Jacqueline Frances is a multi-threat: a stripper (natch), a comedian, a self-published memoirist, a cartoonist, and a very savvy swag-maker. I’d devoured her fast and loose book The Beaver Show (clearly I’m much more accomplished at reading stripper memoirs than stripping myself) and on my winter puffy vest I proudly wear an enamel pin she designed depicting a pink cat with a dollar sign for an asshole.
I met Jacq this year at Videology in Williamsburg, where she and Valerie Stunning hosted a sex workers-only drinking game screening of Showgirls (one sip for lesbian tension, two sips for dramatic arm movements — you get the idea). She is one of my favorite kinds of artists, the ones who have the same energy and personality in person as they do in their art. In Jacq’s case this is frank, vulgar, brightly colored, effervescent as a glass of bubbly, and sharp as a stiletto.
Jacq came over to my place on a hot summer day to tell me all about her new project Striptastic, to make tzatziki (because “you can’t smell garlic breath through a podcasting mic”), and to record an episode of Why Are People Into That?! — all about strippers.
Striptastic is a full-color illustrated coffee book which Jacq successfully Kickstarted this year. It’s based on a survey she conducted of 300 strippers from around the world. I think it’s just what the world needs: the contemporary truth of the “exotic dancing” industry, told by diverse voices, depicted in gleeful power by Jacq’s illustrations, comics, and clapbacks.
Unlike me, Jacq has successfully auditioned and worked long shifts at tons of strip clubs from Sydney to New York City over the past six years. She has honed her wit and matter-of-fact sensibility on countless patrons of stage dances, table shows, lap dances, and champagne rooms. Her attitude is quite simple: Stripping is entertainment and should be regarded as such.
People who go to strip clubs are looking for novelty, variety, and immersion. Jacq thinks it’s funny they call them “Gentlemen’s Clubs,” when really it’s a potently female space. She also points out that you can’t really have your phone out in the club, so you’re in a timeless space where you can flirt openly. Yes, strippers are hustlers.
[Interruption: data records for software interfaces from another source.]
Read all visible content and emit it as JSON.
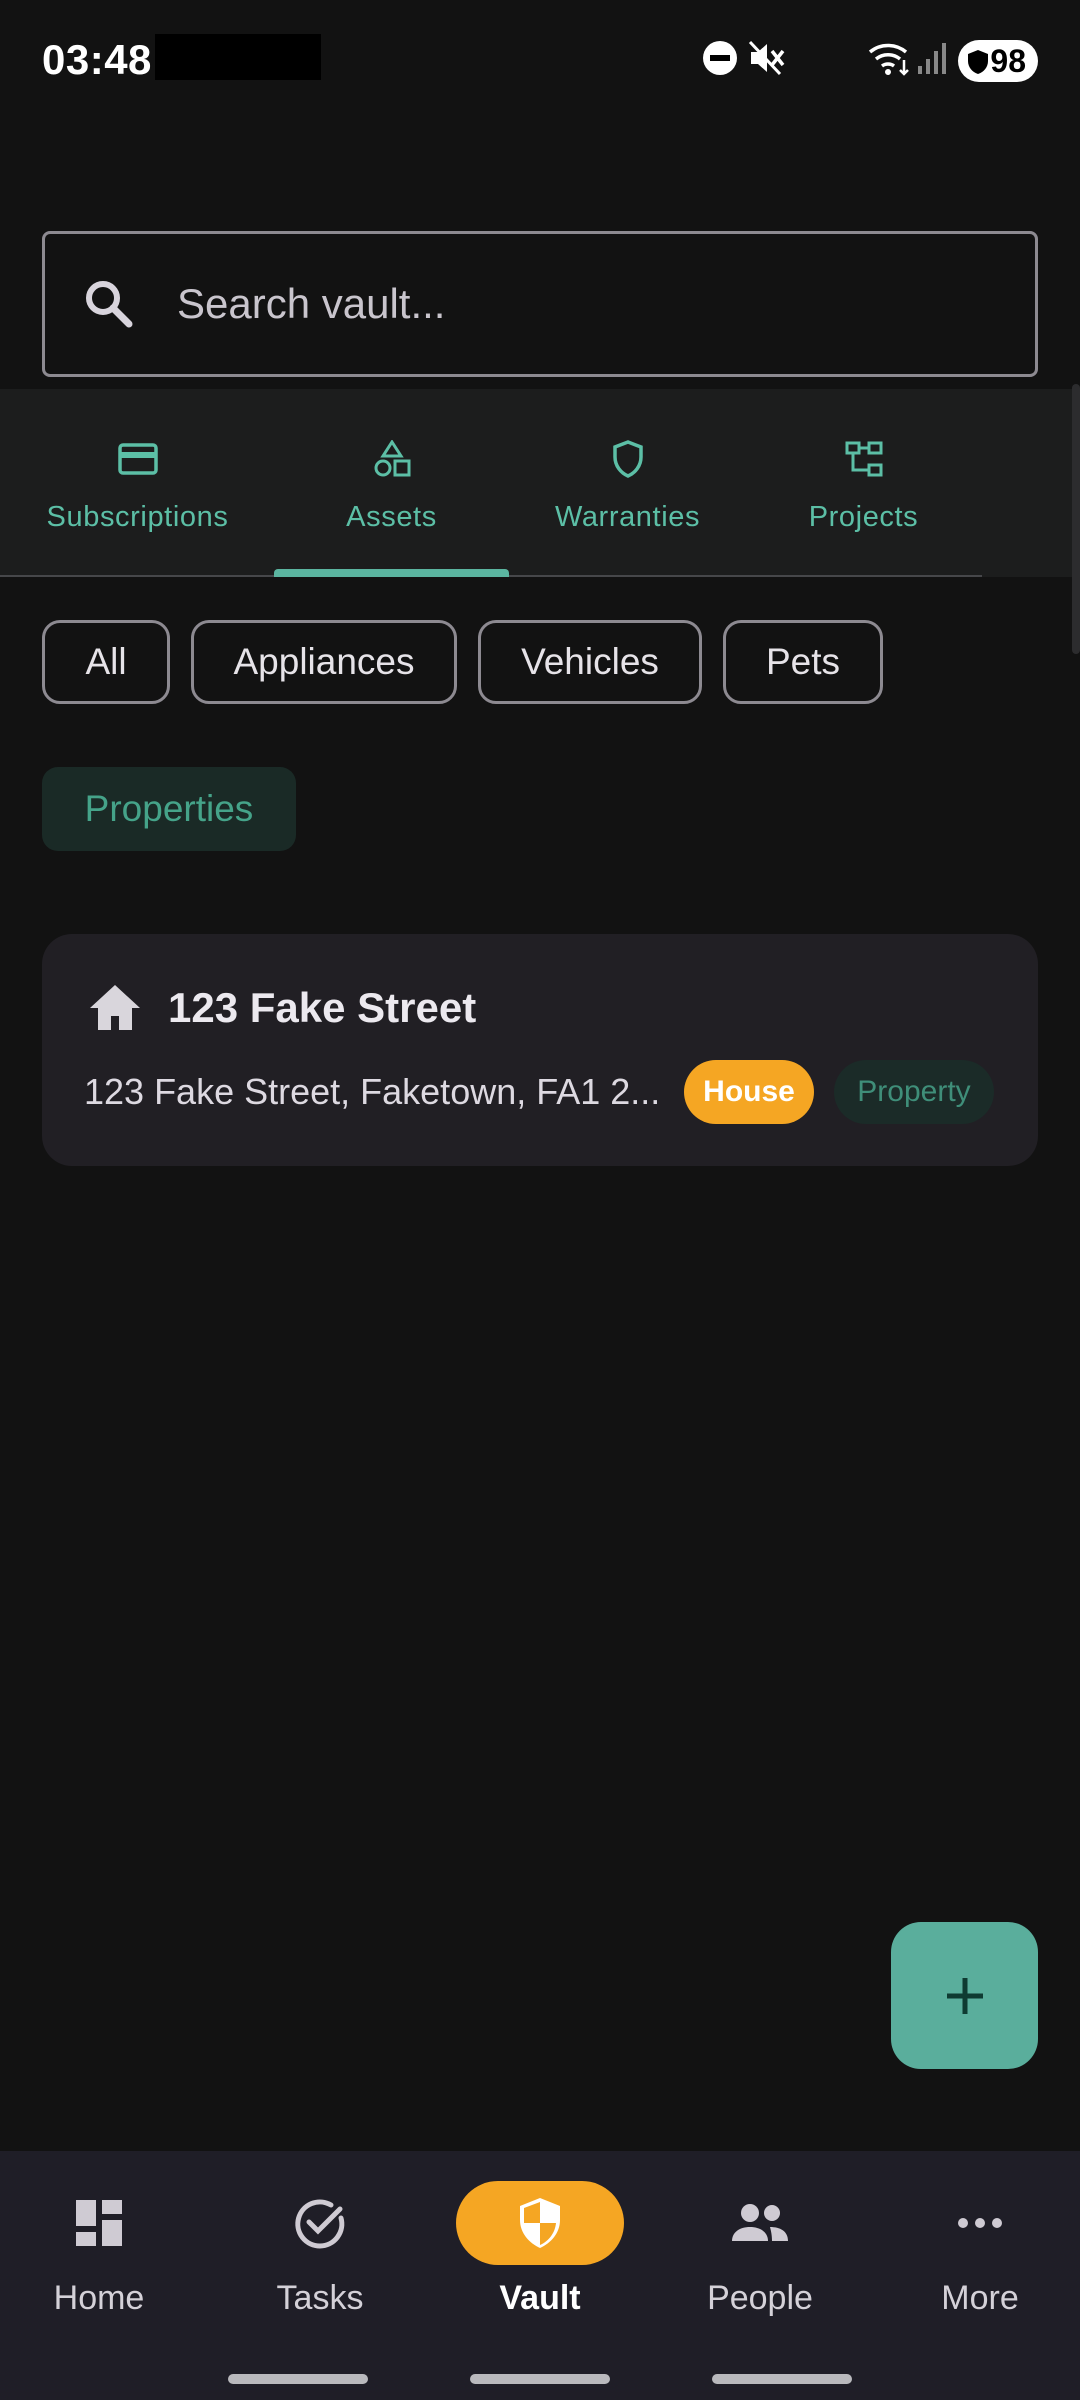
{
  "status_bar": {
    "time": "03:48",
    "battery": "98",
    "icons": [
      "do-not-disturb-icon",
      "mute-icon",
      "wifi-icon",
      "signal-icon",
      "battery-icon"
    ]
  },
  "search": {
    "placeholder": "Search vault...",
    "icon": "search-icon"
  },
  "tabs": [
    {
      "label": "Subscriptions",
      "icon": "credit-card-icon"
    },
    {
      "label": "Assets",
      "icon": "shapes-icon",
      "active": true
    },
    {
      "label": "Warranties",
      "icon": "shield-icon"
    },
    {
      "label": "Projects",
      "icon": "project-tree-icon"
    }
  ],
  "filters": {
    "chips": [
      "All",
      "Appliances",
      "Vehicles",
      "Pets"
    ],
    "selected": "Properties"
  },
  "card": {
    "title": "123 Fake Street",
    "address": "123 Fake Street, Faketown, FA1 2...",
    "badge_type": "House",
    "badge_category": "Property",
    "icon": "home-icon"
  },
  "fab": {
    "icon": "plus-icon"
  },
  "bottom_nav": [
    {
      "label": "Home",
      "icon": "dashboard-icon"
    },
    {
      "label": "Tasks",
      "icon": "check-circle-icon"
    },
    {
      "label": "Vault",
      "icon": "shield-half-icon",
      "active": true
    },
    {
      "label": "People",
      "icon": "people-icon"
    },
    {
      "label": "More",
      "icon": "more-horizontal-icon"
    }
  ],
  "colors": {
    "background": "#121212",
    "accent_teal": "#5cbfa6",
    "accent_orange": "#f5a623",
    "card": "#211f24",
    "nav_bar": "#1f1e27"
  }
}
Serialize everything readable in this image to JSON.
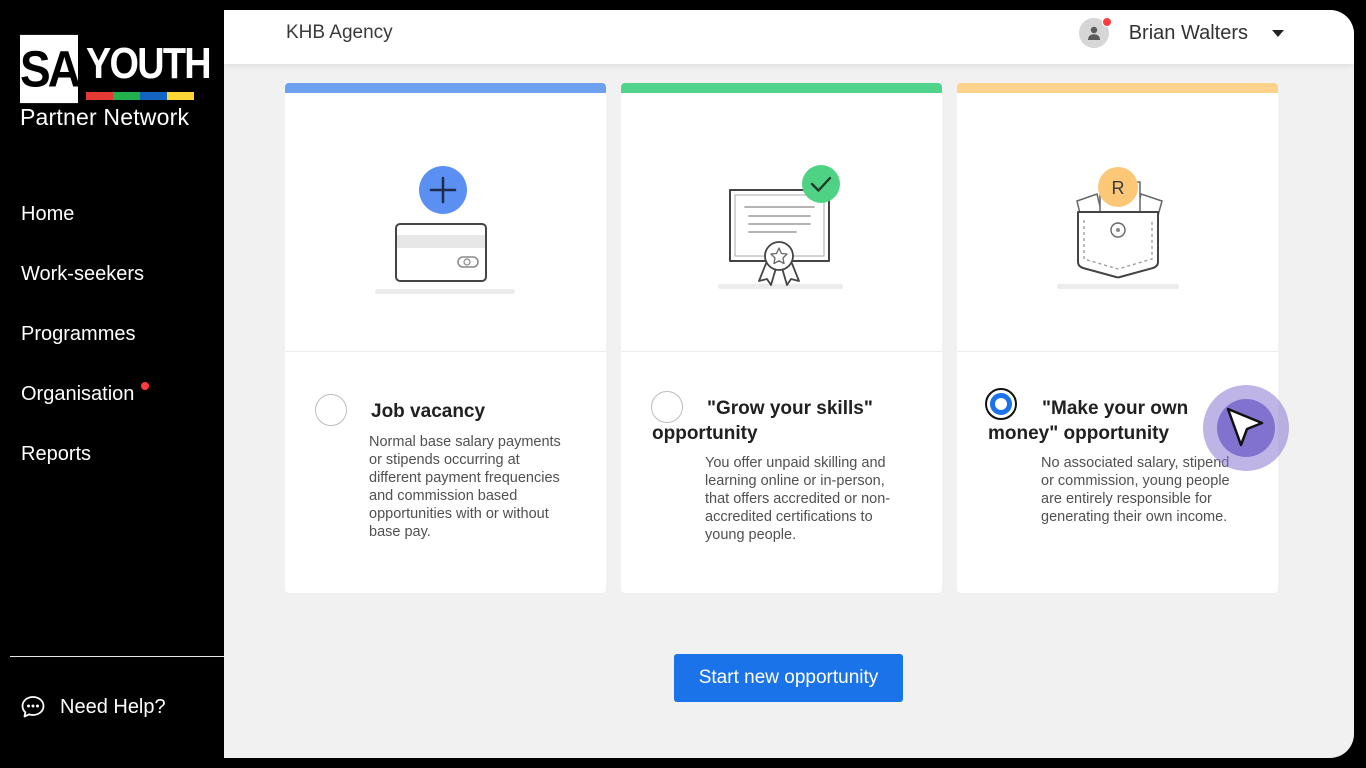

The club is selling an experience, and the dancers are there to play the confidence game, to persuade you to part with your money.
But being a mark means agreeing to let someone tell you a story you want to be told. In the case of the stripper, that is the tale of a world in which carefree indulgent sexuality is the only thing that matters. That, and cash.
As for why people would be into stripping, Jacq says, “It’s very empowering when you realize you can stand naked and make money. A woman who uses her body and profits is terrifying, so we’re shamed into being afraid to do it.”
Not all of the women I’ve watched dance naked or semi-naked were the type I generally like to date. But I love women and I really crave attention from them, especially when they’re sparkly and brightly-colored and glossy. As a club patron, my voyeurism is activated; for once I don’t worry that I will make women uncomfortable by staring at them.
The everyday social contracts and very real dangers that often prevent us from connecting are suspended, replaced with a new contract: Play by the house rules, keep the cash coming, and you can have attention from beautiful women to your heart’s content. Ten years after my mediocre Lusty Lady audition, I feel I understand so much more why people gather in these spaces to worship naked women. I gladly parted with all my cash that night at Pumps. Those woman should all be rewarded; it takes incredible power to be that mesmerizing.
Get yourself a copy of Striptastic (a celebration of dope ass cunts who like money) right here(!) and stay tuned on Dec. 15th for the second half of Why Are People Into Strippers?!
All illustrations by Jacq the Stripper.